Update to Twitter lists: You can now make up to 1,000 lists (up from 20), and each list can include up to 5,000 accounts (up from 500).
Twitter lists aren’t anything new, they’ve been around since 2009. Lists provide the ability to follow someone without actually having to follow them. Rather than have your timeline full of tweets from various news sources, joke accounts and retweet marketing, you can keep separate lists for accounts like “celebrities” and then add users to that list instead of following them.
The benefit of lists is that your timeline remains uncluttered but you can easily view a list to keep up to date with the users you’ve added.
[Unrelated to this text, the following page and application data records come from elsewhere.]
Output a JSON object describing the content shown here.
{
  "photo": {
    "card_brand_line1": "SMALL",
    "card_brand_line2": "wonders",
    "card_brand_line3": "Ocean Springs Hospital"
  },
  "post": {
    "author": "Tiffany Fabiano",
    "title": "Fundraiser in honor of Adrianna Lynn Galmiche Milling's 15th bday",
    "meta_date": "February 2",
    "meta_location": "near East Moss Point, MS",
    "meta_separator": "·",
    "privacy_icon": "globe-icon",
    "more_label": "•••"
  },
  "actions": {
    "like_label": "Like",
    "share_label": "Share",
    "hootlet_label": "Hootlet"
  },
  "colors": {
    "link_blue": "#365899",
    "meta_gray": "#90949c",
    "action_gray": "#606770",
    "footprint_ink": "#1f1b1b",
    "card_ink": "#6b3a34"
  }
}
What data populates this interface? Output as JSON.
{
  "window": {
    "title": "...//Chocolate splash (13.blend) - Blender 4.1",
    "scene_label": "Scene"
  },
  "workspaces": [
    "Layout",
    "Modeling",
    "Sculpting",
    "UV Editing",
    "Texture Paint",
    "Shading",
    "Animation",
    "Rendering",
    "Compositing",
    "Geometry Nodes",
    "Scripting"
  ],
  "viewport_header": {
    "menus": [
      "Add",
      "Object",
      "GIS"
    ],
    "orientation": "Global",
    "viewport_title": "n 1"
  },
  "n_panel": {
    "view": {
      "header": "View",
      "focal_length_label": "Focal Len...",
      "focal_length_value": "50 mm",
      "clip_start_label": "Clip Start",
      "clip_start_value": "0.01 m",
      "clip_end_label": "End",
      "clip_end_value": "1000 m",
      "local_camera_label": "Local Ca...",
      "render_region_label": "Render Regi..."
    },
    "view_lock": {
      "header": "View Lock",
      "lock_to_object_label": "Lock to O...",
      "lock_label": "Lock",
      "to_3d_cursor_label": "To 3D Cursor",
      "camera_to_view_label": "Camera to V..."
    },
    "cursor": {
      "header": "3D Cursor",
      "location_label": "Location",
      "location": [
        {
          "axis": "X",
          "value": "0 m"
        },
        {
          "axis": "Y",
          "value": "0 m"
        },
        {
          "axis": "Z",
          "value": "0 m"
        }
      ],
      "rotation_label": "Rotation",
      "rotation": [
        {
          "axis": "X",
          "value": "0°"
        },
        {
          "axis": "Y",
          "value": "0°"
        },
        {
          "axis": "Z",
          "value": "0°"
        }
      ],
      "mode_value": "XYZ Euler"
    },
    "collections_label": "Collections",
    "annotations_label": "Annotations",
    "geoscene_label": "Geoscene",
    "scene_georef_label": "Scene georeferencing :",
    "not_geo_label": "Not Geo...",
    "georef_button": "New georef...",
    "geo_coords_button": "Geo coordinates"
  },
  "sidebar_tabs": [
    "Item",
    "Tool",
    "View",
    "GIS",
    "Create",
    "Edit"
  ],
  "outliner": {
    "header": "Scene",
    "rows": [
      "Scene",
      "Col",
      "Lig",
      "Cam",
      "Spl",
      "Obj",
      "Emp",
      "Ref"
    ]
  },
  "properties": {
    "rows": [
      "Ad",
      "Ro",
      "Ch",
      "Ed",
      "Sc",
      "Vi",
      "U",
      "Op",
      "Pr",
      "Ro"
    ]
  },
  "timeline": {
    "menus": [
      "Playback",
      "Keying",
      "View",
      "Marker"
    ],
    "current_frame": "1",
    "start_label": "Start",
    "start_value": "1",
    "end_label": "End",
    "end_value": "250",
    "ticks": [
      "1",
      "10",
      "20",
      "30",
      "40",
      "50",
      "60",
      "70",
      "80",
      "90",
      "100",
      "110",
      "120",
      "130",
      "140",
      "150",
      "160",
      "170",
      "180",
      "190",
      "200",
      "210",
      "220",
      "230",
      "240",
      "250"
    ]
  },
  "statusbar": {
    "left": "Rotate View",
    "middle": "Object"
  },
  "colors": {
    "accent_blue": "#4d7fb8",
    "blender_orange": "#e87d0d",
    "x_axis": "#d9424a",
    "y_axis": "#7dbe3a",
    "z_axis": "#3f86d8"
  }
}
Better still, you can even subscribe to lists created by other users just like following another user.
So what does Twitter’s news that they’re raising lists mean for users? For most users, not much. But for those users who are still looking for an alternative to Google Reader, Twitter just entered the ring as a serious replacement.
Twitter as an RSS replacement has been discussed before and for many, it’s already a good enough replacement. Lists would seem like the perfect feature to accompany this train of thought so Twitter upping the limits today makes perfect sense and the timing seems too coincidental.
Many news sites and blogs such as The Verge, Engadget, Daring Fireball and, of course, Sparsebundle all have Twitter accounts that tap into the site’s existing feed and post tweets as soon as new content is published. If you’re a heavy RSS user then you might find your Twitter timeline overloaded very quickly. Instead of following these accounts, just add them to a separate list which you can look at whenever you want.
Upping the limits on the number of lists and how many members each list can have not only provides a better way of organising how you follow these types of news outlets but also reminds people that lists is a feature that actually exists. You could probably mirror your existing RSS folder structure quite easily by creating a list for each folder and adding the Twitter account for each site who’s feed you’re subscribed to.
What Twitter needs to work on though is that lists is still an often-overlooked feature simply because many 3rd-party clients can’t do anything besides view them. You either have to use one of the few apps that can manage list memberships (such as Tweetbot) or suffer the horror of using the Twitter web interface.
I think lists is a great feature, personally, but I fail to use them because they’re quite clunky to use and the Twitter apps I use have only basic support for viewing them.
If more 3rd-party apps can provide list management support then Twitter might be the perfect Google Reader replacement for some people.